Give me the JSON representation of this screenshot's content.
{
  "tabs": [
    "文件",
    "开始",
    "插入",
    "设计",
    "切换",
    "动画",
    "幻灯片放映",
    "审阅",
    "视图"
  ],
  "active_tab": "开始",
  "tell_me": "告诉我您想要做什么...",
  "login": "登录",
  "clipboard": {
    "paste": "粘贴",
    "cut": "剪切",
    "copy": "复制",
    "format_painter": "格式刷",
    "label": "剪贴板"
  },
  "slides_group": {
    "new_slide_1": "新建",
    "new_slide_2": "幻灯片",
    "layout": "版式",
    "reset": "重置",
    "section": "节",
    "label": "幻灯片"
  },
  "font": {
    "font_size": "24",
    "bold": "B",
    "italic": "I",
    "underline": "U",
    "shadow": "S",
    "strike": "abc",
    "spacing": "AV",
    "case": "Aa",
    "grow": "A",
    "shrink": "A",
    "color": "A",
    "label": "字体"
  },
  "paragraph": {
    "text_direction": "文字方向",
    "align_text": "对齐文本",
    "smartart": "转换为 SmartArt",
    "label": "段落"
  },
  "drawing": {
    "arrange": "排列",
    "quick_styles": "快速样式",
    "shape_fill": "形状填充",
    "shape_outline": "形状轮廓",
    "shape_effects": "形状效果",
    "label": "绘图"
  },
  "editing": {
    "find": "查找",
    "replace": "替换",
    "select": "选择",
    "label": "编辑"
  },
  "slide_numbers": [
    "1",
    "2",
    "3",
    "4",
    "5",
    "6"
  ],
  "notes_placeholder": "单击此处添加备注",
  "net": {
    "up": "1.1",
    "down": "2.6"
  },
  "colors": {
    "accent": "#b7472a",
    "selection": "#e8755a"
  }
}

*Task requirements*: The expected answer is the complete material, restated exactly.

*Exercise answer*:
Give me the JSON representation of this screenshot's content.
{
  "tabs": [
    "文件",
    "开始",
    "插入",
    "设计",
    "切换",
    "动画",
    "幻灯片放映",
    "审阅",
    "视图"
  ],
  "active_tab": "开始",
  "tell_me": "告诉我您想要做什么...",
  "login": "登录",
  "clipboard": {
    "paste": "粘贴",
    "cut": "剪切",
    "copy": "复制",
    "format_painter": "格式刷",
    "label": "剪贴板"
  },
  "slides_group": {
    "new_slide_1": "新建",
    "new_slide_2": "幻灯片",
    "layout": "版式",
    "reset": "重置",
    "section": "节",
    "label": "幻灯片"
  },
  "font": {
    "font_size": "24",
    "bold": "B",
    "italic": "I",
    "underline": "U",
    "shadow": "S",
    "strike": "abc",
    "spacing": "AV",
    "case": "Aa",
    "grow": "A",
    "shrink": "A",
    "color": "A",
    "label": "字体"
  },
  "paragraph": {
    "text_direction": "文字方向",
    "align_text": "对齐文本",
    "smartart": "转换为 SmartArt",
    "label": "段落"
  },
  "drawing": {
    "arrange": "排列",
    "quick_styles": "快速样式",
    "shape_fill": "形状填充",
    "shape_outline": "形状轮廓",
    "shape_effects": "形状效果",
    "label": "绘图"
  },
  "editing": {
    "find": "查找",
    "replace": "替换",
    "select": "选择",
    "label": "编辑"
  },
  "slide_numbers": [
    "1",
    "2",
    "3",
    "4",
    "5",
    "6"
  ],
  "notes_placeholder": "单击此处添加备注",
  "net": {
    "up": "1.1",
    "down": "2.6"
  },
  "colors": {
    "accent": "#b7472a",
    "selection": "#e8755a"
  }
}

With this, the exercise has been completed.